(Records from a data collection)
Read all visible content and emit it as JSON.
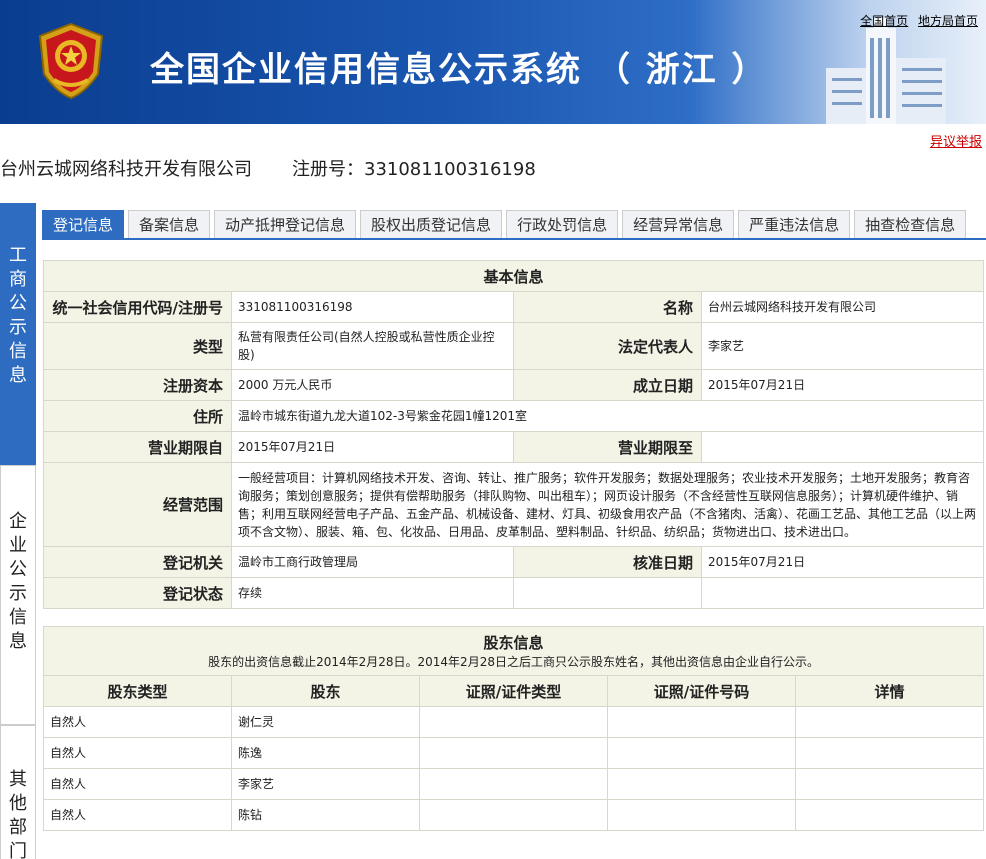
{
  "header": {
    "title": "全国企业信用信息公示系统 （ 浙江 ）",
    "links": [
      "全国首页",
      "地方局首页"
    ]
  },
  "objection_link": "异议举报",
  "company": {
    "name": "台州云城网络科技开发有限公司",
    "reg_label": "注册号：331081100316198"
  },
  "side_tabs": [
    "工商公示信息",
    "企业公示信息",
    "其他部门"
  ],
  "tabs": [
    "登记信息",
    "备案信息",
    "动产抵押登记信息",
    "股权出质登记信息",
    "行政处罚信息",
    "经营异常信息",
    "严重违法信息",
    "抽查检查信息"
  ],
  "basic": {
    "title": "基本信息",
    "credit_code_label": "统一社会信用代码/注册号",
    "credit_code": "331081100316198",
    "name_label": "名称",
    "name": "台州云城网络科技开发有限公司",
    "type_label": "类型",
    "type": "私营有限责任公司(自然人控股或私营性质企业控股)",
    "legal_rep_label": "法定代表人",
    "legal_rep": "李家艺",
    "capital_label": "注册资本",
    "capital": "2000 万元人民币",
    "established_label": "成立日期",
    "established": "2015年07月21日",
    "address_label": "住所",
    "address": "温岭市城东街道九龙大道102-3号紫金花园1幢1201室",
    "term_from_label": "营业期限自",
    "term_from": "2015年07月21日",
    "term_to_label": "营业期限至",
    "term_to": "",
    "scope_label": "经营范围",
    "scope": "一般经营项目：计算机网络技术开发、咨询、转让、推广服务；软件开发服务；数据处理服务；农业技术开发服务；土地开发服务；教育咨询服务；策划创意服务；提供有偿帮助服务（排队购物、叫出租车）；网页设计服务（不含经营性互联网信息服务）；计算机硬件维护、销售；利用互联网经营电子产品、五金产品、机械设备、建材、灯具、初级食用农产品（不含猪肉、活禽）、花画工艺品、其他工艺品（以上两项不含文物）、服装、箱、包、化妆品、日用品、皮革制品、塑料制品、针织品、纺织品；货物进出口、技术进出口。",
    "authority_label": "登记机关",
    "authority": "温岭市工商行政管理局",
    "approved_label": "核准日期",
    "approved": "2015年07月21日",
    "status_label": "登记状态",
    "status": "存续"
  },
  "shareholders": {
    "title": "股东信息",
    "note": "股东的出资信息截止2014年2月28日。2014年2月28日之后工商只公示股东姓名，其他出资信息由企业自行公示。",
    "columns": [
      "股东类型",
      "股东",
      "证照/证件类型",
      "证照/证件号码",
      "详情"
    ],
    "rows": [
      [
        "自然人",
        "谢仁灵",
        "",
        "",
        ""
      ],
      [
        "自然人",
        "陈逸",
        "",
        "",
        ""
      ],
      [
        "自然人",
        "李家艺",
        "",
        "",
        ""
      ],
      [
        "自然人",
        "陈钻",
        "",
        "",
        ""
      ]
    ]
  },
  "colors": {
    "accent": "#2d6cc0",
    "label_bg": "#f3f3e6",
    "link_red": "#cc0000"
  }
}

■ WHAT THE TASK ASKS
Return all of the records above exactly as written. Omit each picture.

■ THE ANSWER
Read all visible content and emit it as JSON.
{
  "header": {
    "title": "全国企业信用信息公示系统 （ 浙江 ）",
    "links": [
      "全国首页",
      "地方局首页"
    ]
  },
  "objection_link": "异议举报",
  "company": {
    "name": "台州云城网络科技开发有限公司",
    "reg_label": "注册号：331081100316198"
  },
  "side_tabs": [
    "工商公示信息",
    "企业公示信息",
    "其他部门"
  ],
  "tabs": [
    "登记信息",
    "备案信息",
    "动产抵押登记信息",
    "股权出质登记信息",
    "行政处罚信息",
    "经营异常信息",
    "严重违法信息",
    "抽查检查信息"
  ],
  "basic": {
    "title": "基本信息",
    "credit_code_label": "统一社会信用代码/注册号",
    "credit_code": "331081100316198",
    "name_label": "名称",
    "name": "台州云城网络科技开发有限公司",
    "type_label": "类型",
    "type": "私营有限责任公司(自然人控股或私营性质企业控股)",
    "legal_rep_label": "法定代表人",
    "legal_rep": "李家艺",
    "capital_label": "注册资本",
    "capital": "2000 万元人民币",
    "established_label": "成立日期",
    "established": "2015年07月21日",
    "address_label": "住所",
    "address": "温岭市城东街道九龙大道102-3号紫金花园1幢1201室",
    "term_from_label": "营业期限自",
    "term_from": "2015年07月21日",
    "term_to_label": "营业期限至",
    "term_to": "",
    "scope_label": "经营范围",
    "scope": "一般经营项目：计算机网络技术开发、咨询、转让、推广服务；软件开发服务；数据处理服务；农业技术开发服务；土地开发服务；教育咨询服务；策划创意服务；提供有偿帮助服务（排队购物、叫出租车）；网页设计服务（不含经营性互联网信息服务）；计算机硬件维护、销售；利用互联网经营电子产品、五金产品、机械设备、建材、灯具、初级食用农产品（不含猪肉、活禽）、花画工艺品、其他工艺品（以上两项不含文物）、服装、箱、包、化妆品、日用品、皮革制品、塑料制品、针织品、纺织品；货物进出口、技术进出口。",
    "authority_label": "登记机关",
    "authority": "温岭市工商行政管理局",
    "approved_label": "核准日期",
    "approved": "2015年07月21日",
    "status_label": "登记状态",
    "status": "存续"
  },
  "shareholders": {
    "title": "股东信息",
    "note": "股东的出资信息截止2014年2月28日。2014年2月28日之后工商只公示股东姓名，其他出资信息由企业自行公示。",
    "columns": [
      "股东类型",
      "股东",
      "证照/证件类型",
      "证照/证件号码",
      "详情"
    ],
    "rows": [
      [
        "自然人",
        "谢仁灵",
        "",
        "",
        ""
      ],
      [
        "自然人",
        "陈逸",
        "",
        "",
        ""
      ],
      [
        "自然人",
        "李家艺",
        "",
        "",
        ""
      ],
      [
        "自然人",
        "陈钻",
        "",
        "",
        ""
      ]
    ]
  },
  "colors": {
    "accent": "#2d6cc0",
    "label_bg": "#f3f3e6",
    "link_red": "#cc0000"
  }
}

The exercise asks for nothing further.